Finally, Nigeria Exits Recession with 0.51% Growth Rate
In spite of several challenges caused by low oil prices and the second wave of the Covid-19 pandemic, Nigeria’s economy is finally out of the woods and has exited recession as Gross Domestic Product (GDP) rose by 0.51 percent in the first quarter of 2021.
This is contained in a report by the National Bureau of Statistics (NBS) on Sunday in its GDP report for the first quarter 2021.
The NBS said, “The Q1 2021 growth rate was slower than the 1.87 percent growth rate recorded in Q1 2020 but higher than 0.11 per cent recorded in Q4 2020.”
Considering the GDP projection for the Nigerian Economy, recall that Mrs. Zainab Ahmed, Honourable Minister of Finance, Budget and National Planning, had said: “By 2021, the economy will recover from recession, and it is the sustained implementation of good fiscal policies, the monetary policies and the economic sustainability plan by President Muhammadu Buhari that led to the country’s exit from the recession.
She also said that the quick exit showed that government’s economic diversification efforts were yielding positive outcomes. According to her, some activities in the country have shown resilience, recording strong positive growth.
Reacting to the development, foremost economic expert, Professor Uche Uwaleke, said the Q1 2021 GDP report reflects an economy already on the path of gradual economic recovery with a positive real GDP growth rate following that recorded in the previous quarter.
He said in a statement on Sunday that although still weak at 0.51percent, it is interesting to note that the manufacturing sector is now out of the negative territory increasing from -1.51 percent to 3.40 percent.
According to him what was “equally noteworthy is the moderation in the negative performance in sectors like trade, accommodation and education.”

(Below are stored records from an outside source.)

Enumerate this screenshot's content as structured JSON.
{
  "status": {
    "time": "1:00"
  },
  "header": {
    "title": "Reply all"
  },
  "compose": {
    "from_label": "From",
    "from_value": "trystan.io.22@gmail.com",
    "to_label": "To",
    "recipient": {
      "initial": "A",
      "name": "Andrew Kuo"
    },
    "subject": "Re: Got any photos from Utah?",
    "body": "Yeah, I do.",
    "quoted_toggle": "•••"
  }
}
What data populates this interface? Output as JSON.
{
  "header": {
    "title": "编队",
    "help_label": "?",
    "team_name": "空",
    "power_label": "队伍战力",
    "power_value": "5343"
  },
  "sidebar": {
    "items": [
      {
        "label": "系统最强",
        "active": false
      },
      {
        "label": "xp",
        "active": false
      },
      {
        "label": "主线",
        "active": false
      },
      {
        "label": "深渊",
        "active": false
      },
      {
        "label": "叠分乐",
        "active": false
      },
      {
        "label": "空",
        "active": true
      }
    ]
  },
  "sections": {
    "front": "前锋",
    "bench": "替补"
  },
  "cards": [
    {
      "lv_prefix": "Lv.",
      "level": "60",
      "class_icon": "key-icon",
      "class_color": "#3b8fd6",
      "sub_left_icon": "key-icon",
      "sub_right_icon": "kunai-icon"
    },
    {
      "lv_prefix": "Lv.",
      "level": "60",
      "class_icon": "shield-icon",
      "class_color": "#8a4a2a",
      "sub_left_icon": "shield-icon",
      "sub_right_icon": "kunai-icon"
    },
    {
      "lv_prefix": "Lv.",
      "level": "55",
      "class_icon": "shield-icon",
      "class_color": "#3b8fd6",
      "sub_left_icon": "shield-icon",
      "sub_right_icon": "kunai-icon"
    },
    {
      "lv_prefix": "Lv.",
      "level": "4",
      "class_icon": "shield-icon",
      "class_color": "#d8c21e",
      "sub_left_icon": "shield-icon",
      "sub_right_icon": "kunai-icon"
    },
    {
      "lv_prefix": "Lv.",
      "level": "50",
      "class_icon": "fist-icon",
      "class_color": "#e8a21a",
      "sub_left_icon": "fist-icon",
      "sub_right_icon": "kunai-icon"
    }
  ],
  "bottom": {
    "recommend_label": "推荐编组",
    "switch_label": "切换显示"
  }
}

“The increase recorded in the health sector from 3.05 percent in Q4 of 2020 to 4.65 percent clearly shows that the country is winning the war against the COVID’19 pandemic.“ It is clear that the improved performance in the oil sector relative to the previous quarter was largely on account of improvement in average crude oil production.
“But the report also reveals disturbing pattern in the real GDP growth rate. Declines were recorded in critical sectors of the economy such as agriculture, ICT, real estate and transportation. This may not be unconnected with the rising insecurity in the country.
“That the non-oil sector dropped should be of concern to both the fiscal and monetary authorities,” Uwaleke added.
“Nigeria’s GDP grew by 0.51 percent (year-on-year) in real terms in the first quarter of 2021, marking two consecutive quarters of growth following the negative growth rates recorded in the second and third quarters of 2020,” the report reads.
“The Q1 2021 growth rate was slower than the 1.87 percent growth rate recorded in Q1 2020 but higher than 0.11 recorded in Q4 2020, indicative of a slow but continuous recovery.
“Nevertheless, quarter on quarter, real GDP grew at -13.93 percent in Q1 2021 compared to Q4 2020, reflecting a generally slower pace of economic activities at the start of the year.
“In the quarter under review, aggregate GDP stood at N40,014,482.74 million in nominal terms. This performance is higher when compared to the first quarter of 2020 which recorded aggregate GDP of N35,647,406.08 million, indicating a year-on-year nominal growth rate of 12.25 percent.
“The nominal GDP growth rate in Q1 2021 was higher relative to 12.01 percent growth recorded in the first quarter of 2020, as well as the 10.07 percent growth recorded in the preceding quarter.”
According to the report, the oil sector recorded real GDP growth rate of –2.21 percent (year-on-year) in Q1 2021, indicating a decrease of -7.27 percentage points relative to the growth rate recorded in the corresponding quarter of 2020.
It is also higher when compared to Q4 2020 which recorded –19.76 percent growth rate — growth in Q1 2021 was higher by 17.55 percentage points.
Daily oil production stood at 1.72 million barrels per day (mbpd), or 0.35mbpd lower than the average daily production of 2.07mbpd recorded in the same quarter of 2020.
However, the figure was higher than the production volume of 1.56mbpd recorded in the fourth quarter of 2020.
Meanwhile, performance in the non-oil sector declined when compared to previous figures.
“The non-oil sector grew by 0.79 percent in real terms in Q1 2021, which was -0.75 percent points lower compared to the rate recorded in the same quarter of 2020, and -0.89 percent points lower than rates recorded in the fourth quarter of 2020,” it reads.
“Growth in the non-oil sector was driven mainly by the information and communication (telecommunication) sector, while other drivers include agriculture (crop production); manufacturing (food, beverage and tobacco); real estate; construction and human health and social services.”
Yunusa Tanko Abdullahi